(Data provided)

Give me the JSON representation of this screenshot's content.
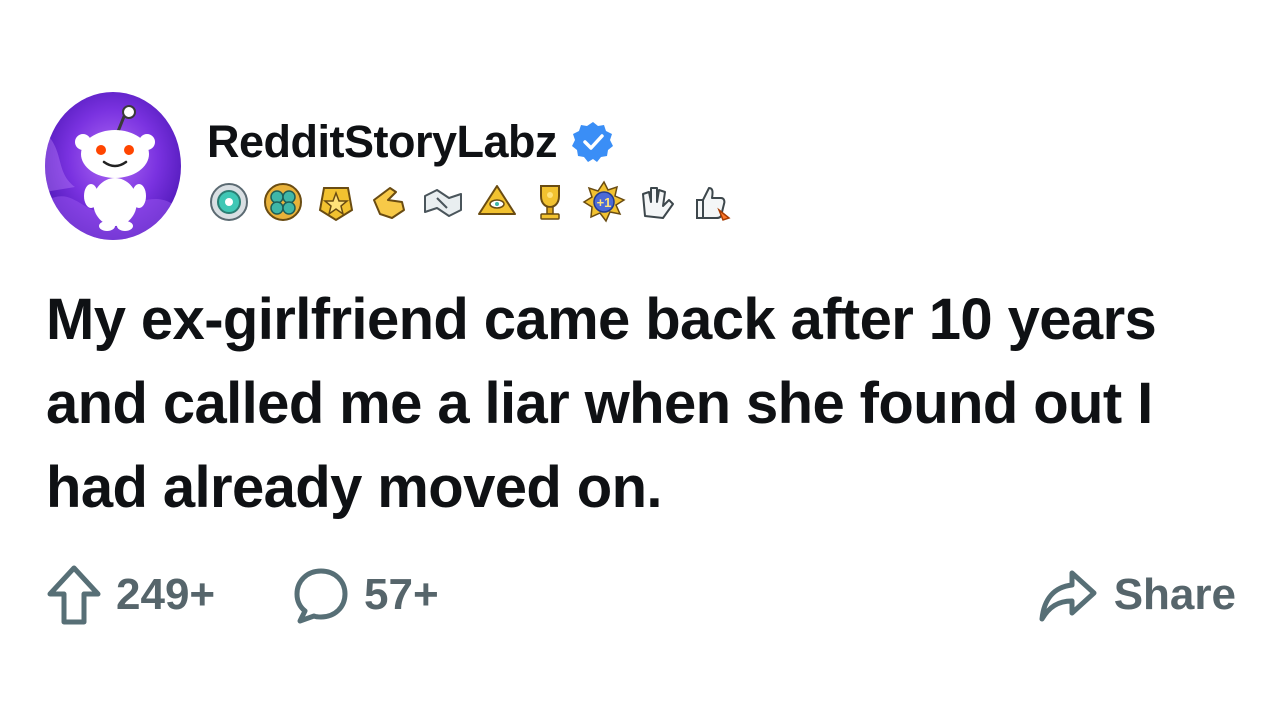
{
  "post": {
    "author": "RedditStoryLabz",
    "verified": true,
    "title": "My ex-girlfriend came back after 10 years and called me a liar when she found out I had already moved on.",
    "badges": [
      "medal-icon",
      "clover-badge-icon",
      "gold-star-badge-icon",
      "pointing-hand-icon",
      "handshake-icon",
      "pyramid-eye-icon",
      "trophy-icon",
      "plus-one-burst-icon",
      "clapping-hands-icon",
      "thumbs-up-rocket-icon"
    ]
  },
  "actions": {
    "upvotes": "249+",
    "comments": "57+",
    "share_label": "Share"
  },
  "colors": {
    "text": "#0f1114",
    "muted": "#576f76",
    "verified": "#3a8ef6",
    "avatar_bg": "#6b2ed6"
  }
}
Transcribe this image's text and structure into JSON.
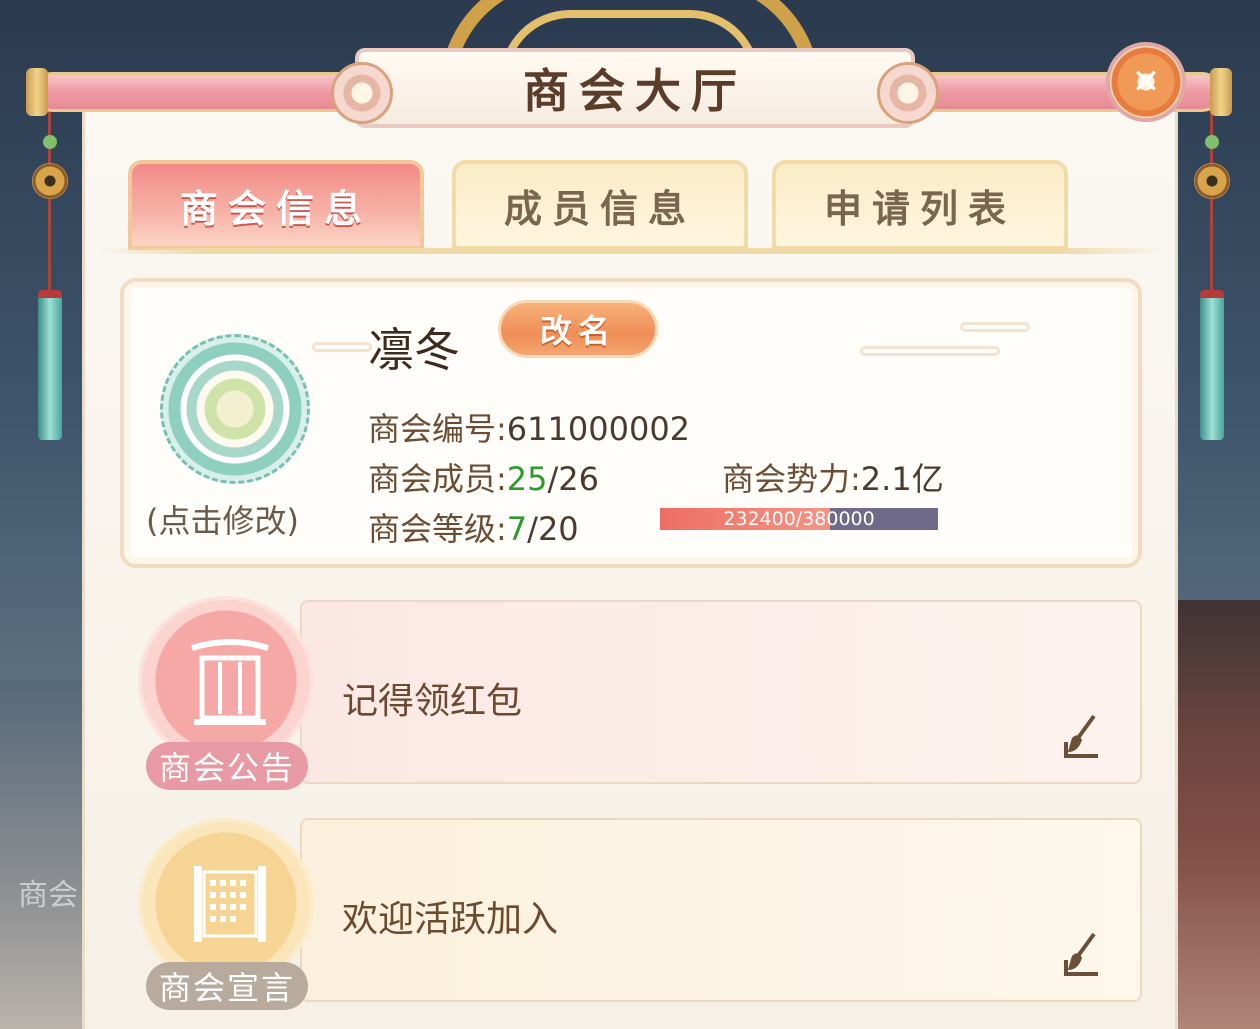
{
  "window": {
    "title": "商会大厅"
  },
  "tabs": [
    {
      "label": "商会信息",
      "active": true
    },
    {
      "label": "成员信息",
      "active": false
    },
    {
      "label": "申请列表",
      "active": false
    }
  ],
  "guild": {
    "name": "凛冬",
    "rename_label": "改名",
    "emblem_caption": "(点击修改)",
    "id_label": "商会编号:",
    "id_value": "611000002",
    "members_label": "商会成员:",
    "members_current": "25",
    "members_sep_max": "/26",
    "power_label": "商会势力:",
    "power_value": "2.1亿",
    "level_label": "商会等级:",
    "level_current": "7",
    "level_sep_max": "/20",
    "exp_text": "232400/380000",
    "exp_fraction": 0.61
  },
  "notice": {
    "badge_label": "商会公告",
    "text": "记得领红包"
  },
  "declaration": {
    "badge_label": "商会宣言",
    "text": "欢迎活跃加入"
  },
  "background_text": "商会",
  "colors": {
    "accent_pink": "#f28a86",
    "green_value": "#2e9a2a",
    "exp_fill": "#ee6e64",
    "exp_track": "#6f6a8a"
  }
}
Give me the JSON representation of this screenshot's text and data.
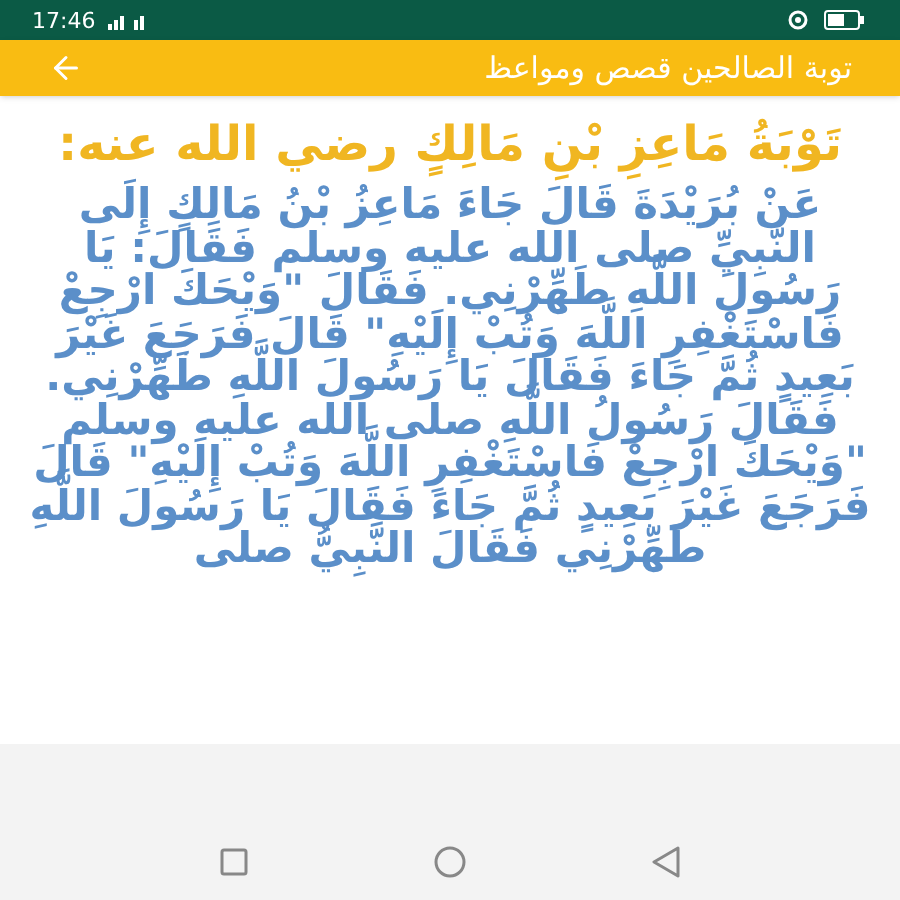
{
  "status_bar": {
    "time": "17:46"
  },
  "app_bar": {
    "title": "توبة الصالحين قصص ومواعظ"
  },
  "story": {
    "heading": "تَوْبَةُ مَاعِزِ بْنِ مَالِكٍ رضي الله عنه:",
    "body": "عَنْ بُرَيْدَةَ قَالَ جَاءَ مَاعِزُ بْنُ مَالِكٍ إِلَى النَّبِيِّ صلى الله عليه وسلم فَقَالَ: يَا رَسُولَ اللَّهِ طَهِّرْنِي. فَقَالَ \"وَيْحَكَ ارْجِعْ فَاسْتَغْفِرِ اللَّهَ وَتُبْ إِلَيْهِ\" قَالَ فَرَجَعَ غَيْرَ بَعِيدٍ ثُمَّ جَاءَ فَقَالَ يَا رَسُولَ اللَّهِ طَهِّرْنِي. فَقَالَ رَسُولُ اللَّهِ صلى الله عليه وسلم \"وَيْحَكَ ارْجِعْ فَاسْتَغْفِرِ اللَّهَ وَتُبْ إِلَيْهِ\" قَالَ فَرَجَعَ غَيْرَ بَعِيدٍ ثُمَّ جَاءَ فَقَالَ يَا رَسُولَ اللَّهِ طَهِّرْنِي فَقَالَ النَّبِيُّ صلى"
  }
}
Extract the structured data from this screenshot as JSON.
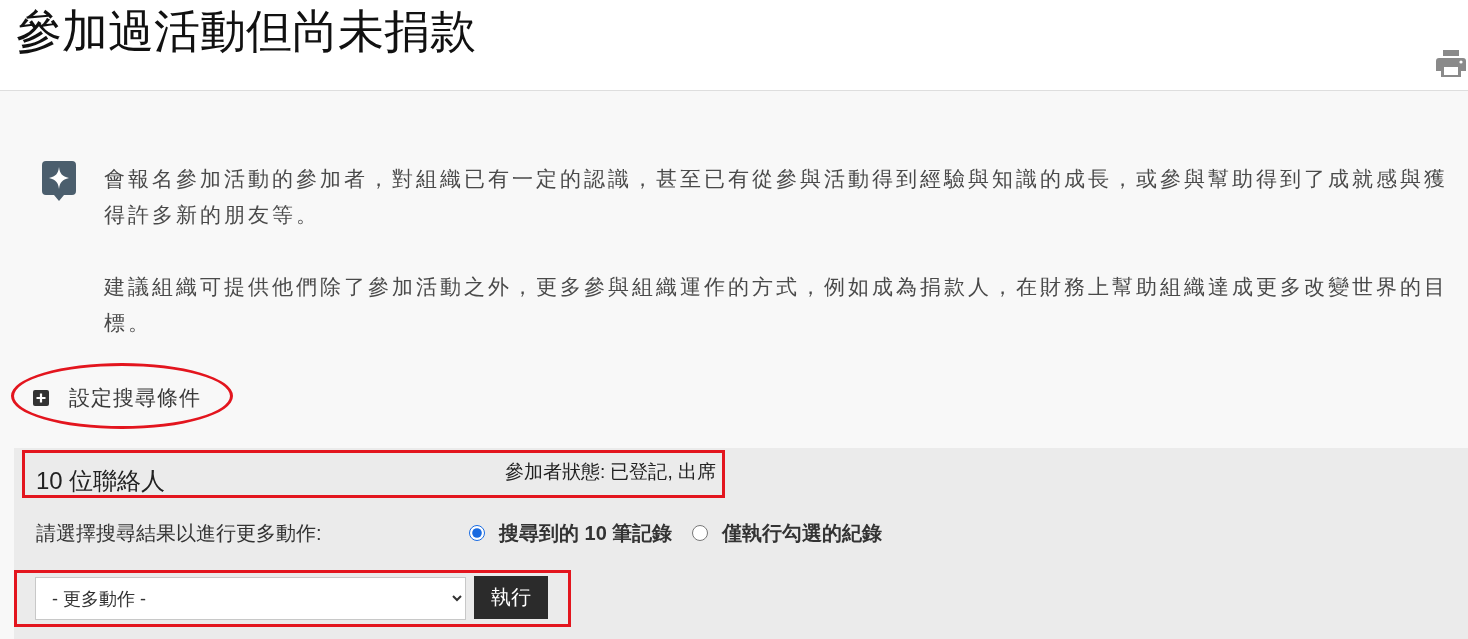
{
  "page": {
    "title": "參加過活動但尚未捐款"
  },
  "help": {
    "paragraphs": [
      "會報名參加活動的參加者，對組織已有一定的認識，甚至已有從參與活動得到經驗與知識的成長，或參與幫助得到了成就感與獲得許多新的朋友等。",
      "建議組織可提供他們除了參加活動之外，更多參與組織運作的方式，例如成為捐款人，在財務上幫助組織達成更多改變世界的目標。"
    ]
  },
  "search_toggle": {
    "label": "設定搜尋條件",
    "expanded": false,
    "highlighted": true
  },
  "results": {
    "count_label": "10 位聯絡人",
    "filter_summary": "參加者狀態: 已登記, 出席",
    "highlighted": true
  },
  "selection": {
    "prompt": "請選擇搜尋結果以進行更多動作:",
    "options": [
      {
        "label": "搜尋到的 10 筆記錄",
        "selected": true
      },
      {
        "label": "僅執行勾選的紀錄",
        "selected": false
      }
    ]
  },
  "actions": {
    "dropdown_value": "- 更多動作 -",
    "button": "執行",
    "highlighted": true
  }
}
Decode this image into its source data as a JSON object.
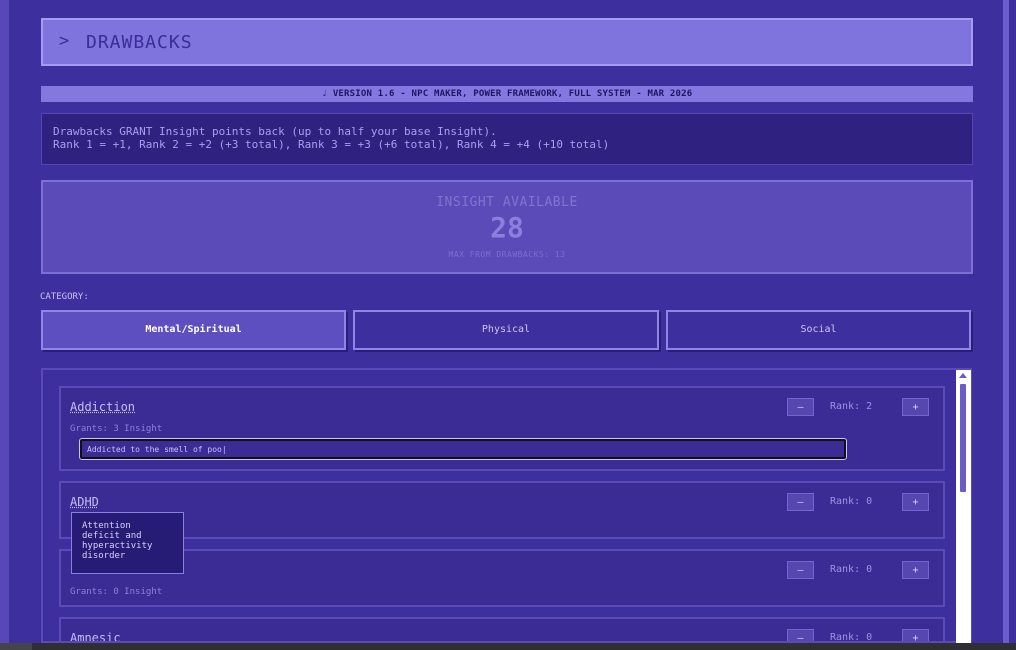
{
  "header": {
    "chevron": ">",
    "title": "DRAWBACKS"
  },
  "version": "♩ VERSION 1.6 - NPC MAKER, POWER FRAMEWORK, FULL SYSTEM - MAR 2026",
  "info": {
    "line1": "Drawbacks GRANT Insight points back (up to half your base Insight).",
    "line2": "Rank 1 = +1, Rank 2 = +2 (+3 total), Rank 3 = +3 (+6 total), Rank 4 = +4 (+10 total)"
  },
  "insight": {
    "label": "INSIGHT AVAILABLE",
    "value": "28",
    "max_text": "MAX FROM DRAWBACKS: 13"
  },
  "category_label": "CATEGORY:",
  "tabs": [
    {
      "label": "Mental/Spiritual",
      "active": true
    },
    {
      "label": "Physical",
      "active": false
    },
    {
      "label": "Social",
      "active": false
    }
  ],
  "drawbacks": [
    {
      "name": "Addiction",
      "rank_text": "Rank: 2",
      "grants": "Grants: 3 Insight",
      "note": "Addicted to the smell of poo|"
    },
    {
      "name": "ADHD",
      "rank_text": "Rank: 0",
      "grants": ""
    },
    {
      "name": "",
      "rank_text": "Rank: 0",
      "grants": "Grants: 0 Insight"
    },
    {
      "name": "Amnesic",
      "rank_text": "Rank: 0",
      "grants": ""
    }
  ],
  "buttons": {
    "minus": "–",
    "plus": "+"
  },
  "tooltip": "Attention\ndeficit and\nhyperactivity\ndisorder",
  "colors": {
    "background": "#3e2f9e",
    "header": "#7f74dd",
    "accent": "#8f85e6"
  }
}
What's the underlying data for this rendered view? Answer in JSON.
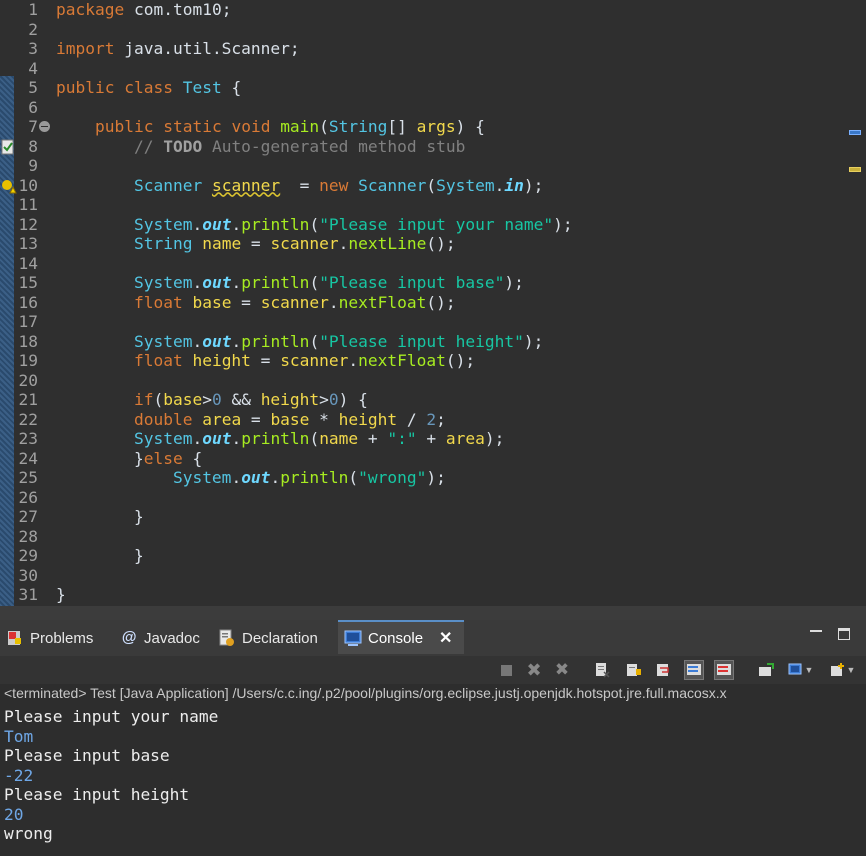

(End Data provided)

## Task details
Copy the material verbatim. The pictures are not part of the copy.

## Your response
Give me the JSON representation of this screenshot's content.
{
  "post": {
    "author": "RedditStoryLabz",
    "verified": true,
    "title": "My ex-girlfriend came back after 10 years and called me a liar when she found out I had already moved on.",
    "badges": [
      "medal-icon",
      "clover-badge-icon",
      "gold-star-badge-icon",
      "pointing-hand-icon",
      "handshake-icon",
      "pyramid-eye-icon",
      "trophy-icon",
      "plus-one-burst-icon",
      "clapping-hands-icon",
      "thumbs-up-rocket-icon"
    ]
  },
  "actions": {
    "upvotes": "249+",
    "comments": "57+",
    "share_label": "Share"
  },
  "colors": {
    "text": "#0f1114",
    "muted": "#576f76",
    "verified": "#3a8ef6",
    "avatar_bg": "#6b2ed6"
  }
}
Transcribe this image's text and structure into JSON.
{
  "window": {
    "title": "商会大厅"
  },
  "tabs": [
    {
      "label": "商会信息",
      "active": true
    },
    {
      "label": "成员信息",
      "active": false
    },
    {
      "label": "申请列表",
      "active": false
    }
  ],
  "guild": {
    "name": "凛冬",
    "rename_label": "改名",
    "emblem_caption": "(点击修改)",
    "id_label": "商会编号:",
    "id_value": "611000002",
    "members_label": "商会成员:",
    "members_current": "25",
    "members_sep_max": "/26",
    "power_label": "商会势力:",
    "power_value": "2.1亿",
    "level_label": "商会等级:",
    "level_current": "7",
    "level_sep_max": "/20",
    "exp_text": "232400/380000",
    "exp_fraction": 0.61
  },
  "notice": {
    "badge_label": "商会公告",
    "text": "记得领红包"
  },
  "declaration": {
    "badge_label": "商会宣言",
    "text": "欢迎活跃加入"
  },
  "background_text": "商会",
  "colors": {
    "accent_pink": "#f28a86",
    "green_value": "#2e9a2a",
    "exp_fill": "#ee6e64",
    "exp_track": "#6f6a8a"
  }
}
Give me the JSON representation of this screenshot's text and data.
{
  "status_bar": {
    "time": "17:46"
  },
  "app_bar": {
    "title": "توبة الصالحين قصص ومواعظ"
  },
  "story": {
    "heading": "تَوْبَةُ مَاعِزِ بْنِ مَالِكٍ رضي الله عنه:",
    "body": "عَنْ بُرَيْدَةَ قَالَ جَاءَ مَاعِزُ بْنُ مَالِكٍ إِلَى النَّبِيِّ صلى الله عليه وسلم فَقَالَ: يَا رَسُولَ اللَّهِ طَهِّرْنِي. فَقَالَ \"وَيْحَكَ ارْجِعْ فَاسْتَغْفِرِ اللَّهَ وَتُبْ إِلَيْهِ\" قَالَ فَرَجَعَ غَيْرَ بَعِيدٍ ثُمَّ جَاءَ فَقَالَ يَا رَسُولَ اللَّهِ طَهِّرْنِي. فَقَالَ رَسُولُ اللَّهِ صلى الله عليه وسلم \"وَيْحَكَ ارْجِعْ فَاسْتَغْفِرِ اللَّهَ وَتُبْ إِلَيْهِ\" قَالَ فَرَجَعَ غَيْرَ بَعِيدٍ ثُمَّ جَاءَ فَقَالَ يَا رَسُولَ اللَّهِ طَهِّرْنِي فَقَالَ النَّبِيُّ صلى"
  }
}
Extract the structured data from this screenshot as JSON.
{
  "page": {
    "title": "參加過活動但尚未捐款"
  },
  "help": {
    "paragraphs": [
      "會報名參加活動的參加者，對組織已有一定的認識，甚至已有從參與活動得到經驗與知識的成長，或參與幫助得到了成就感與獲得許多新的朋友等。",
      "建議組織可提供他們除了參加活動之外，更多參與組織運作的方式，例如成為捐款人，在財務上幫助組織達成更多改變世界的目標。"
    ]
  },
  "search_toggle": {
    "label": "設定搜尋條件",
    "expanded": false,
    "highlighted": true
  },
  "results": {
    "count_label": "10 位聯絡人",
    "filter_summary": "參加者狀態: 已登記, 出席",
    "highlighted": true
  },
  "selection": {
    "prompt": "請選擇搜尋結果以進行更多動作:",
    "options": [
      {
        "label": "搜尋到的 10 筆記錄",
        "selected": true
      },
      {
        "label": "僅執行勾選的紀錄",
        "selected": false
      }
    ]
  },
  "actions": {
    "dropdown_value": "- 更多動作 -",
    "button": "執行",
    "highlighted": true
  }
}
Decode this image into its source data as a JSON object.
{
  "header": {
    "chevron": ">",
    "title": "DRAWBACKS"
  },
  "version": "♩ VERSION 1.6 - NPC MAKER, POWER FRAMEWORK, FULL SYSTEM - MAR 2026",
  "info": {
    "line1": "Drawbacks GRANT Insight points back (up to half your base Insight).",
    "line2": "Rank 1 = +1, Rank 2 = +2 (+3 total), Rank 3 = +3 (+6 total), Rank 4 = +4 (+10 total)"
  },
  "insight": {
    "label": "INSIGHT AVAILABLE",
    "value": "28",
    "max_text": "MAX FROM DRAWBACKS: 13"
  },
  "category_label": "CATEGORY:",
  "tabs": [
    {
      "label": "Mental/Spiritual",
      "active": true
    },
    {
      "label": "Physical",
      "active": false
    },
    {
      "label": "Social",
      "active": false
    }
  ],
  "drawbacks": [
    {
      "name": "Addiction",
      "rank_text": "Rank: 2",
      "grants": "Grants: 3 Insight",
      "note": "Addicted to the smell of poo|"
    },
    {
      "name": "ADHD",
      "rank_text": "Rank: 0",
      "grants": ""
    },
    {
      "name": "",
      "rank_text": "Rank: 0",
      "grants": "Grants: 0 Insight"
    },
    {
      "name": "Amnesic",
      "rank_text": "Rank: 0",
      "grants": ""
    }
  ],
  "buttons": {
    "minus": "–",
    "plus": "+"
  },
  "tooltip": "Attention\ndeficit and\nhyperactivity\ndisorder",
  "colors": {
    "background": "#3e2f9e",
    "header": "#7f74dd",
    "accent": "#8f85e6"
  }
}
What's the underlying data for this rendered view? Answer in JSON.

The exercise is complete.